§ ASSIGNED TASK
The entries that follow should be duplicated in full, without a single alteration.

[Excerpts from an interface dataset]

"""

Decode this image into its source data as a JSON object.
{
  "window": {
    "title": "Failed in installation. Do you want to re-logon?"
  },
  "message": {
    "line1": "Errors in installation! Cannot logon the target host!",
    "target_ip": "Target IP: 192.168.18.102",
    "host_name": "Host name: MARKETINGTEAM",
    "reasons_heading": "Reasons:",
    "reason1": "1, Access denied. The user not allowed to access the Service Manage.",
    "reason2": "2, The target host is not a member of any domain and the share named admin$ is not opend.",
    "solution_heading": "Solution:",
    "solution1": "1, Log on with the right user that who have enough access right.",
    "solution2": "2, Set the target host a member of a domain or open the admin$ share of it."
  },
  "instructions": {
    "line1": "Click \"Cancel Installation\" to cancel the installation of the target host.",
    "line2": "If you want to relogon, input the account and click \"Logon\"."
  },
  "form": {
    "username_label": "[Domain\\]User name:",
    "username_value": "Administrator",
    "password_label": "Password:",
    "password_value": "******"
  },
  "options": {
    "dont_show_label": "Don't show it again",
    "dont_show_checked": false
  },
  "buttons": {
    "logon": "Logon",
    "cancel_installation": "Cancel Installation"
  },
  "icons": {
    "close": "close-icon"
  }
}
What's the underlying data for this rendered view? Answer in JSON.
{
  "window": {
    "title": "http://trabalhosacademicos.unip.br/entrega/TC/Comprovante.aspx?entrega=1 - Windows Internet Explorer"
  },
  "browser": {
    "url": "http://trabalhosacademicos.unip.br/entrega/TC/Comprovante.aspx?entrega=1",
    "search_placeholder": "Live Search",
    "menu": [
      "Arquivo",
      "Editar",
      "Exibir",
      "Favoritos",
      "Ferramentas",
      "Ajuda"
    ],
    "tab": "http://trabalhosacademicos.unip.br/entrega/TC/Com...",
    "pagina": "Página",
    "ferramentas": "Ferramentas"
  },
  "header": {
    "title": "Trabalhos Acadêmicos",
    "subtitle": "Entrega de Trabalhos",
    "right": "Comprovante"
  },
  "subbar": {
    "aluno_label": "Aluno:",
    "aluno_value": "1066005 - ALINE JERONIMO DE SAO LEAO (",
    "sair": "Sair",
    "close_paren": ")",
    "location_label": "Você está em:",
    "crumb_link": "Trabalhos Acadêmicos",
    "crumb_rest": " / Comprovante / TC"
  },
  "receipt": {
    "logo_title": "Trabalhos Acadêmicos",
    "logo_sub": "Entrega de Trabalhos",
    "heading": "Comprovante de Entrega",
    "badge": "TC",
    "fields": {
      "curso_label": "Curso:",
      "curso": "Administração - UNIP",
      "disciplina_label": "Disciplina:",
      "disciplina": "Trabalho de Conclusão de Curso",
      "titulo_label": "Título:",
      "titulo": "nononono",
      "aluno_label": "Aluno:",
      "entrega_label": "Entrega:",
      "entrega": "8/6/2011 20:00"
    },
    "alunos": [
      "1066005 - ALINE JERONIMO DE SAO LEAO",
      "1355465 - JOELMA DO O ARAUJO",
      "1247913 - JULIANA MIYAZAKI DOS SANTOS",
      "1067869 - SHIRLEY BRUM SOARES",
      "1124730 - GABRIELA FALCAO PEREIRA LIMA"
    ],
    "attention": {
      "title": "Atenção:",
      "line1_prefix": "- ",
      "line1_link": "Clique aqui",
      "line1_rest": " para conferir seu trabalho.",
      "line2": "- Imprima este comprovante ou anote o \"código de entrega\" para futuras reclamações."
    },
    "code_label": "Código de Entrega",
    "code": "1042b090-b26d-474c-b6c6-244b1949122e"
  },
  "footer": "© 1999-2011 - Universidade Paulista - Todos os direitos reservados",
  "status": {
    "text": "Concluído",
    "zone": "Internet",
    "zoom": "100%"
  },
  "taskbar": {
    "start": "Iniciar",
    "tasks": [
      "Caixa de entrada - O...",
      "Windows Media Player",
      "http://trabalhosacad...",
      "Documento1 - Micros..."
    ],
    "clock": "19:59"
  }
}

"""

§ WRITTEN RESPONSE
Decode this image into its source data as a JSON object.
{
  "window": {
    "title": "Failed in installation. Do you want to re-logon?"
  },
  "message": {
    "line1": "Errors in installation! Cannot logon the target host!",
    "target_ip": "Target IP: 192.168.18.102",
    "host_name": "Host name: MARKETINGTEAM",
    "reasons_heading": "Reasons:",
    "reason1": "1, Access denied. The user not allowed to access the Service Manage.",
    "reason2": "2, The target host is not a member of any domain and the share named admin$ is not opend.",
    "solution_heading": "Solution:",
    "solution1": "1, Log on with the right user that who have enough access right.",
    "solution2": "2, Set the target host a member of a domain or open the admin$ share of it."
  },
  "instructions": {
    "line1": "Click \"Cancel Installation\" to cancel the installation of the target host.",
    "line2": "If you want to relogon, input the account and click \"Logon\"."
  },
  "form": {
    "username_label": "[Domain\\]User name:",
    "username_value": "Administrator",
    "password_label": "Password:",
    "password_value": "******"
  },
  "options": {
    "dont_show_label": "Don't show it again",
    "dont_show_checked": false
  },
  "buttons": {
    "logon": "Logon",
    "cancel_installation": "Cancel Installation"
  },
  "icons": {
    "close": "close-icon"
  }
}
What's the underlying data for this rendered view? Answer in JSON.
{
  "window": {
    "title": "http://trabalhosacademicos.unip.br/entrega/TC/Comprovante.aspx?entrega=1 - Windows Internet Explorer"
  },
  "browser": {
    "url": "http://trabalhosacademicos.unip.br/entrega/TC/Comprovante.aspx?entrega=1",
    "search_placeholder": "Live Search",
    "menu": [
      "Arquivo",
      "Editar",
      "Exibir",
      "Favoritos",
      "Ferramentas",
      "Ajuda"
    ],
    "tab": "http://trabalhosacademicos.unip.br/entrega/TC/Com...",
    "pagina": "Página",
    "ferramentas": "Ferramentas"
  },
  "header": {
    "title": "Trabalhos Acadêmicos",
    "subtitle": "Entrega de Trabalhos",
    "right": "Comprovante"
  },
  "subbar": {
    "aluno_label": "Aluno:",
    "aluno_value": "1066005 - ALINE JERONIMO DE SAO LEAO (",
    "sair": "Sair",
    "close_paren": ")",
    "location_label": "Você está em:",
    "crumb_link": "Trabalhos Acadêmicos",
    "crumb_rest": " / Comprovante / TC"
  },
  "receipt": {
    "logo_title": "Trabalhos Acadêmicos",
    "logo_sub": "Entrega de Trabalhos",
    "heading": "Comprovante de Entrega",
    "badge": "TC",
    "fields": {
      "curso_label": "Curso:",
      "curso": "Administração - UNIP",
      "disciplina_label": "Disciplina:",
      "disciplina": "Trabalho de Conclusão de Curso",
      "titulo_label": "Título:",
      "titulo": "nononono",
      "aluno_label": "Aluno:",
      "entrega_label": "Entrega:",
      "entrega": "8/6/2011 20:00"
    },
    "alunos": [
      "1066005 - ALINE JERONIMO DE SAO LEAO",
      "1355465 - JOELMA DO O ARAUJO",
      "1247913 - JULIANA MIYAZAKI DOS SANTOS",
      "1067869 - SHIRLEY BRUM SOARES",
      "1124730 - GABRIELA FALCAO PEREIRA LIMA"
    ],
    "attention": {
      "title": "Atenção:",
      "line1_prefix": "- ",
      "line1_link": "Clique aqui",
      "line1_rest": " para conferir seu trabalho.",
      "line2": "- Imprima este comprovante ou anote o \"código de entrega\" para futuras reclamações."
    },
    "code_label": "Código de Entrega",
    "code": "1042b090-b26d-474c-b6c6-244b1949122e"
  },
  "footer": "© 1999-2011 - Universidade Paulista - Todos os direitos reservados",
  "status": {
    "text": "Concluído",
    "zone": "Internet",
    "zoom": "100%"
  },
  "taskbar": {
    "start": "Iniciar",
    "tasks": [
      "Caixa de entrada - O...",
      "Windows Media Player",
      "http://trabalhosacad...",
      "Documento1 - Micros..."
    ],
    "clock": "19:59"
  }
}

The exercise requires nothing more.